The opening and closing scenes of this film from first time director Steve Chan Chi Fat (who also co-wrote the script with Wong Chi Yeung) take place at Umbrella Movement protest sites but Weeds on Fire is more of a coming-of-age tale cum sports movie than out-and-out political offering. An uninhibitedly local movie, I think it's safe to assume that it was made with a not particularly big budget by people with their hearts in the right place. Consequently, it tends to attract goodwill, with the result being that its weaker sections are more likely to be overlooked or forgiven than less well-intentioned -- and more outwardly commercialistic -- others.
8) The Mobfathers
Not so long ago, it seemed as though there would come a time in the near future when there would no longer be distinctively Hong Kong movies, only Hong Kong-Mainland Chinese co-productions. But in 2016, I saw a number of Hong Kong films that most definitely were not intended to be screened on the Mainland Chinese side of the Hong Kong-Mainland China border. Among the most emphatically -- defiantly even -- Hong Kong films was this Category III-rated triad drama made by the HK Film Company. The Mobfathers may not be a masterpiece of cinema by pretty much any objective measure but I, for one, was entertained by it and am glad of its existence!
The Tung Wah Group of Hospitals is not the first organization that comes to mind when you think of granters of film commissions but this charitable organization did indeed commission the making of this documentary work that gives an unvarnished look into the lives of elderly people with not long to live and those of their (also suffering) family members who continue to interact the most with them.
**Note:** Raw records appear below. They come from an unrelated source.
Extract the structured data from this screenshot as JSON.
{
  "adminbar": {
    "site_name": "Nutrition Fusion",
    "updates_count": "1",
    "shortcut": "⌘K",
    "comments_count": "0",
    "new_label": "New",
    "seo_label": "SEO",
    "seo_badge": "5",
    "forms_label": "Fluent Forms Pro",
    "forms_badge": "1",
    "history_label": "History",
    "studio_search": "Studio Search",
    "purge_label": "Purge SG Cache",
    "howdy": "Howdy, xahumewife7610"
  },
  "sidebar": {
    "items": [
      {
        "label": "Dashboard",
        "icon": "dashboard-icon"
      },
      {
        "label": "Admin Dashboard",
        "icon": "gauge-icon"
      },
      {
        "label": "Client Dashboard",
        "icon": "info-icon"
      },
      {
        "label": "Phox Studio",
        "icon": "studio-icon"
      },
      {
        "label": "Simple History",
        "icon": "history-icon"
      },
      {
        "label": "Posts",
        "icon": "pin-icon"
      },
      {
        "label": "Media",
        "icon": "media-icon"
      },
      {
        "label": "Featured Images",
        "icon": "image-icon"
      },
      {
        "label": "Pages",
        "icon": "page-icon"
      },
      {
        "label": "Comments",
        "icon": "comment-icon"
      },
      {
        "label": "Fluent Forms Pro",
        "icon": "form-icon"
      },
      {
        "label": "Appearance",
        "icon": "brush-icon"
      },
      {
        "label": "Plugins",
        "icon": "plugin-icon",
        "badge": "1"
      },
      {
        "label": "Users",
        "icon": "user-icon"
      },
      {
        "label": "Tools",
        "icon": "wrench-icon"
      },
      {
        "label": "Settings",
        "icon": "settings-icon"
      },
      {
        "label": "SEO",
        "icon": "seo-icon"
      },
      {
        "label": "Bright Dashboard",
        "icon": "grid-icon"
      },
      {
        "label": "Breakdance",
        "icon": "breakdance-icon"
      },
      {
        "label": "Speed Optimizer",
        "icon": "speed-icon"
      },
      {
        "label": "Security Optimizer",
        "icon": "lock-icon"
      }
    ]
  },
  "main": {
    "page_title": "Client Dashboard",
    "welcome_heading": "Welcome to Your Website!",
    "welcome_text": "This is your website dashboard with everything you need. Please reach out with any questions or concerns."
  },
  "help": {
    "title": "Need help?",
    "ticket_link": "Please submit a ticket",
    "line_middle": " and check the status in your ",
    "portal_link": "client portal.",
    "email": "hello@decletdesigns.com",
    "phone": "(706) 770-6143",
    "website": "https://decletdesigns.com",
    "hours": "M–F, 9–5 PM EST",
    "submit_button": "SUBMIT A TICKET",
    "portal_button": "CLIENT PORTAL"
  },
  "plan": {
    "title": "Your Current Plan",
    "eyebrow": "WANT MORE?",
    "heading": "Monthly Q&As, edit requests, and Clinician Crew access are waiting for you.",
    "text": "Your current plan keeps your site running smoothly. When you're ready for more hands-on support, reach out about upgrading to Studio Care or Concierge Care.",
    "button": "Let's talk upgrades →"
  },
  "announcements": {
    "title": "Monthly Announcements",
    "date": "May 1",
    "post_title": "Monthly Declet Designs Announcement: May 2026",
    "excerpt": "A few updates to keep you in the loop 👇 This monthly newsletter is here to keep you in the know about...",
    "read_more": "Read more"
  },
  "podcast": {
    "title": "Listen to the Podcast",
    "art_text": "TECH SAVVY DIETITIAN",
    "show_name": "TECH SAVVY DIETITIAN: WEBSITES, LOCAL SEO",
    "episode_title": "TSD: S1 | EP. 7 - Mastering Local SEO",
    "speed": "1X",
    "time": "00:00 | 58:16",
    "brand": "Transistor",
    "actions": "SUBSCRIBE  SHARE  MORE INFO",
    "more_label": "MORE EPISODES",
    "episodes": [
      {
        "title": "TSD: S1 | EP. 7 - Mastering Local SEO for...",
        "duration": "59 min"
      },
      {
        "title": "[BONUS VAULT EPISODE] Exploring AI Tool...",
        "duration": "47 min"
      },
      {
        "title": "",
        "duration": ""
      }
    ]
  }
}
JC Wong's film is hardly an easy watch but should you decide to check it out, you surely will find yourself feeling for the people who are the focus of this film, and come away with a good sense of our collective humanity as well as mortality.